## TASK INPUT:
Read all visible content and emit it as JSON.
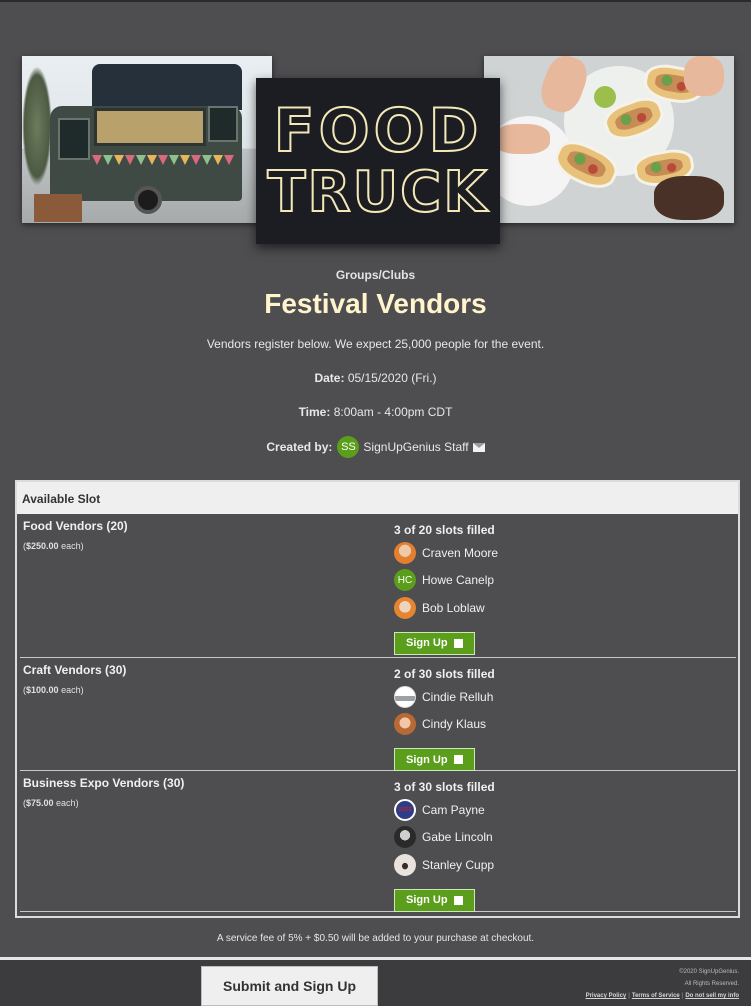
{
  "banner": {
    "sign_line1": "FOOD",
    "sign_line2": "TRUCK"
  },
  "header": {
    "category": "Groups/Clubs",
    "title": "Festival Vendors",
    "description": "Vendors register below. We expect 25,000 people for the event.",
    "date_label": "Date:",
    "date_value": "05/15/2020 (Fri.)",
    "time_label": "Time:",
    "time_value": "8:00am - 4:00pm CDT",
    "created_label": "Created by:",
    "creator_initials": "SS",
    "creator_name": "SignUpGenius Staff"
  },
  "table": {
    "header": "Available Slot",
    "slots": [
      {
        "title": "Food Vendors (20)",
        "price": "$250.00",
        "price_suffix": "each",
        "filled": "3 of 20 slots filled",
        "people": [
          "Craven Moore",
          "Howe Canelp",
          "Bob Loblaw"
        ],
        "signup_label": "Sign Up"
      },
      {
        "title": "Craft Vendors (30)",
        "price": "$100.00",
        "price_suffix": "each",
        "filled": "2 of 30 slots filled",
        "people": [
          "Cindie Relluh",
          "Cindy Klaus"
        ],
        "signup_label": "Sign Up"
      },
      {
        "title": "Business Expo Vendors (30)",
        "price": "$75.00",
        "price_suffix": "each",
        "filled": "3 of 30 slots filled",
        "people": [
          "Cam Payne",
          "Gabe Lincoln",
          "Stanley Cupp"
        ],
        "signup_label": "Sign Up"
      }
    ],
    "howe_initials": "HC",
    "cam_badge": "VOTE"
  },
  "fee_note": "A service fee of 5% + $0.50 will be added to your purchase at checkout.",
  "footer": {
    "submit_label": "Submit and Sign Up",
    "copyright": "©2020 SignUpGenius.",
    "rights": "All Rights Reserved.",
    "privacy": "Privacy Policy",
    "terms": "Terms of Service",
    "donotsell": "Do not sell my info"
  },
  "colors": {
    "background": "#4e4d50",
    "accent_green": "#5a9e1b",
    "title_cream": "#fff4cc"
  }
}
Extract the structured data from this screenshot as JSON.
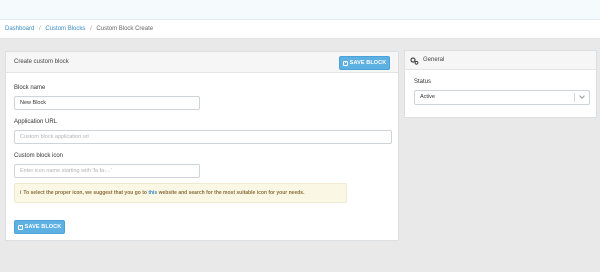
{
  "breadcrumb": {
    "items": [
      "Dashboard",
      "Custom Blocks"
    ],
    "current": "Custom Block Create"
  },
  "main_card": {
    "title": "Create custom block",
    "save_label": "SAVE BLOCK",
    "fields": {
      "block_name": {
        "label": "Block name",
        "value": "New Block"
      },
      "application_url": {
        "label": "Application URL",
        "placeholder": "Custom block application url"
      },
      "block_icon": {
        "label": "Custom block icon",
        "placeholder": "Enter icon name starting with 'fa fa-...'"
      }
    },
    "notice": {
      "info": "i",
      "before": "To select the proper icon, we suggest that you go to ",
      "link": "this",
      "after": " website and search for the most suitable icon for your needs."
    }
  },
  "side_card": {
    "title": "General",
    "status_label": "Status",
    "status_value": "Active"
  },
  "colors": {
    "accent": "#5db0e2",
    "link": "#3a8cc5",
    "notice_bg": "#fbf7e5",
    "notice_text": "#8a6d3b"
  },
  "icons": [
    "gear-icon",
    "save-icon",
    "info-icon",
    "chevron-down-icon"
  ]
}
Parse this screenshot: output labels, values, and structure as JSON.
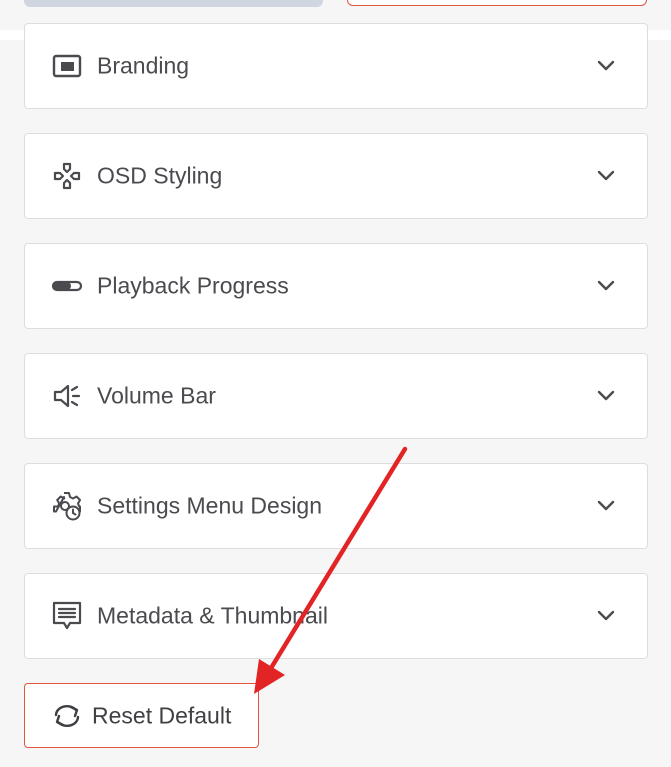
{
  "accordion": {
    "items": [
      {
        "label": "Branding",
        "icon": "branding-icon"
      },
      {
        "label": "OSD Styling",
        "icon": "osd-styling-icon"
      },
      {
        "label": "Playback Progress",
        "icon": "playback-progress-icon"
      },
      {
        "label": "Volume Bar",
        "icon": "volume-bar-icon"
      },
      {
        "label": "Settings Menu Design",
        "icon": "settings-menu-icon"
      },
      {
        "label": "Metadata & Thumbnail",
        "icon": "metadata-thumbnail-icon"
      }
    ],
    "expand_icon": "chevron-down-icon"
  },
  "reset": {
    "label": "Reset Default",
    "icon": "refresh-icon"
  },
  "colors": {
    "accent": "#e2553f",
    "annotation_arrow": "#e22424",
    "text": "#4a4a4f",
    "border": "#dcdde1"
  }
}
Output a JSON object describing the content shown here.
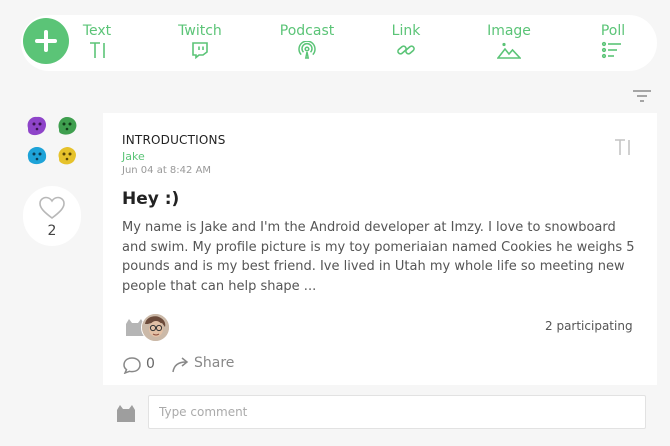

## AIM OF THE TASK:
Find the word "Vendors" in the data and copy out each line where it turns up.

## REPLY TO THE TASK:
    "title": "Festival Vendors",
    "description": "Vendors register below. We expect 25,000 people for the event.",
        "title": "Food Vendors (20)",
        "title": "Craft Vendors (30)",
        "title": "Business Expo Vendors (30)",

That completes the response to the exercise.